That list of nearly 4,000 inmates were released, 64 of those were convicted of murder. 146 of them are sex offenders with 3 of those being convicted in Ogle and Winnebago Counties.

74-year-old Dennis Secrist and 40-year-old Brett Singley were convicted of sex crimes in Ogle County. 71-year-old Daniel Anderson was convicted in Winnebago County. They were all classified by the state as a “Sexually Dangerous Person.”

An Illinois statute defines a “Sexually Dangerous Person” as “All persons suffering from a mental disorder, which mental disorder has existed for a period of not less than one year, immediately prior to the filing of the petition hereinafter provided for, coupled with criminal propensities to the commission of sex offenses, and who have demonstrated propensities toward acts of sexual assault or acts of sexual molestation of children, are hereby declared sexually dangerous persons.”

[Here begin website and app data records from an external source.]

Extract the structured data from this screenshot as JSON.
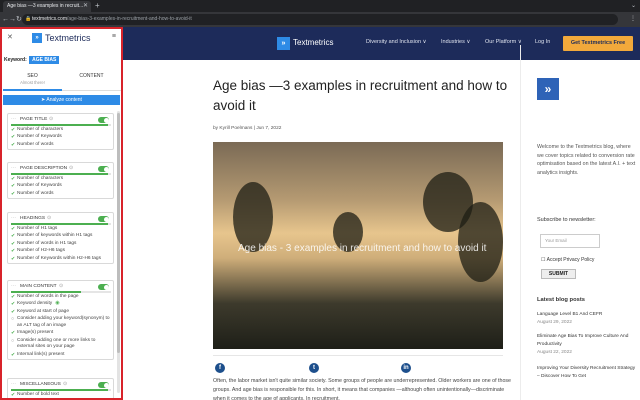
{
  "browser": {
    "tab_title": "Age bias —3 examples in recruit...",
    "url_host": "textmetrics.com",
    "url_path": "/age-bias-3-examples-in-recruitment-and-how-to-avoid-it"
  },
  "site": {
    "logo": "Textmetrics",
    "nav": [
      "Diversity and Inclusion ∨",
      "Industries ∨",
      "Our Platform ∨",
      "Log In"
    ],
    "cta": "Get Textmetrics Free",
    "article_title": "Age bias —3 examples in recruitment and how to avoid it",
    "byline": "by Kyrill Poelmans | Jun 7, 2022",
    "hero_caption": "Age bias - 3 examples in recruitment and how to avoid it",
    "share_icons": [
      "f",
      "t",
      "in"
    ],
    "body": "Often, the labor market isn't quite similar society. Some groups of people are underrepresented. Older workers are one of those groups. And age bias is responsible for this. In short, it means that companies —although often unintentionally—discriminate when it comes to the age of applicants. In recruitment,",
    "sidebar": {
      "logo_icon": "»",
      "intro": "Welcome to the Textmetrics blog, where we cover topics related to conversion rate optimisation based on the latest A.I. + text analytics insights.",
      "subscribe_label": "Subscribe to newsletter:",
      "email_placeholder": "Your Email",
      "privacy_label": "Accept Privacy Policy",
      "submit_label": "SUBMIT",
      "latest_heading": "Latest blog posts",
      "posts": [
        {
          "title": "Language Level B1 And CEFR",
          "date": "August 29, 2022"
        },
        {
          "title": "Eliminate Age Bias To Improve Culture And Productivity",
          "date": "August 22, 2022"
        },
        {
          "title": "Improving Your Diversity Recruitment Strategy – Discover How To Get",
          "date": ""
        }
      ]
    }
  },
  "extension": {
    "logo": "Textmetrics",
    "keyword_label": "Keyword:",
    "keyword": "AGE BIAS",
    "tabs": [
      {
        "label": "SEO",
        "sub": "Almost there!",
        "active": true
      },
      {
        "label": "CONTENT",
        "sub": "",
        "active": false
      }
    ],
    "analyze_label": "Analyze content",
    "sections": [
      {
        "title": "PAGE TITLE",
        "progress": 0.97,
        "items": [
          {
            "text": "Number of characters",
            "ok": true
          },
          {
            "text": "Number of Keywords",
            "ok": true
          },
          {
            "text": "Number of words",
            "ok": true
          }
        ]
      },
      {
        "title": "PAGE DESCRIPTION",
        "progress": 0.97,
        "items": [
          {
            "text": "Number of characters",
            "ok": true
          },
          {
            "text": "Number of Keywords",
            "ok": true
          },
          {
            "text": "Number of words",
            "ok": true
          }
        ]
      },
      {
        "title": "HEADINGS",
        "progress": 0.97,
        "items": [
          {
            "text": "Number of H1 tags",
            "ok": true
          },
          {
            "text": "Number of keywords within H1 tags",
            "ok": true
          },
          {
            "text": "Number of words in H1 tags",
            "ok": true
          },
          {
            "text": "Number of H2-H6 tags",
            "ok": true
          },
          {
            "text": "Number of Keywords within H2-H6 tags",
            "ok": true
          }
        ]
      },
      {
        "title": "MAIN CONTENT",
        "progress": 0.7,
        "items": [
          {
            "text": "Number of words in the page",
            "ok": true
          },
          {
            "text": "Keyword density",
            "ok": true,
            "eye": true
          },
          {
            "text": "Keyword at start of page",
            "ok": true
          },
          {
            "text": "Consider adding your keyword(synonym) to an ALT tag of an image",
            "ok": false
          },
          {
            "text": "Image(s) present",
            "ok": true
          },
          {
            "text": "Consider adding one or more links to external sites on your page",
            "ok": false
          },
          {
            "text": "Internal link(s) present",
            "ok": true
          }
        ]
      },
      {
        "title": "MISCELLANEOUS",
        "progress": 0.97,
        "items": [
          {
            "text": "Number of bold text",
            "ok": true
          }
        ]
      }
    ]
  }
}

In addition, the list shows the following individuals that were sentences in Winnebago County, now are released from prison

-- 37-year-old Bernard Williams, convicted of felony aggravated criminal sexual abuse
-- 37-year-old J. Lindenmeier, convicted of predatory criminal sexual assault
-- 57-year-old Brian Davies, convicted of predatory criminal sexual assault

In order to stop the spread of COVID-19 in Illinois prisons, Pritzker has granted clemency to more than 1,000 prisoners. Another one includes Brian Harrington, who was convicted back in 2007 as a 14-year-old for killing a man.

Many had their sentences commuted or were granted medical furlough. Winnebago County State’s Attorney Marilyn Hite-Ross said that some are being let out quickly so she doesn’t have proper time to inform victims, as is required by the Rights of Crime Victim’s Act and the Illinois Constitution.

Hite-Ross says her office was blindsided by the list of criminals out on parole, that they didn’t have a chance to tell some of the victim’s family members until some felons were already home. Originally, her office was told that only non-violent offenders would be released early, not murders as well.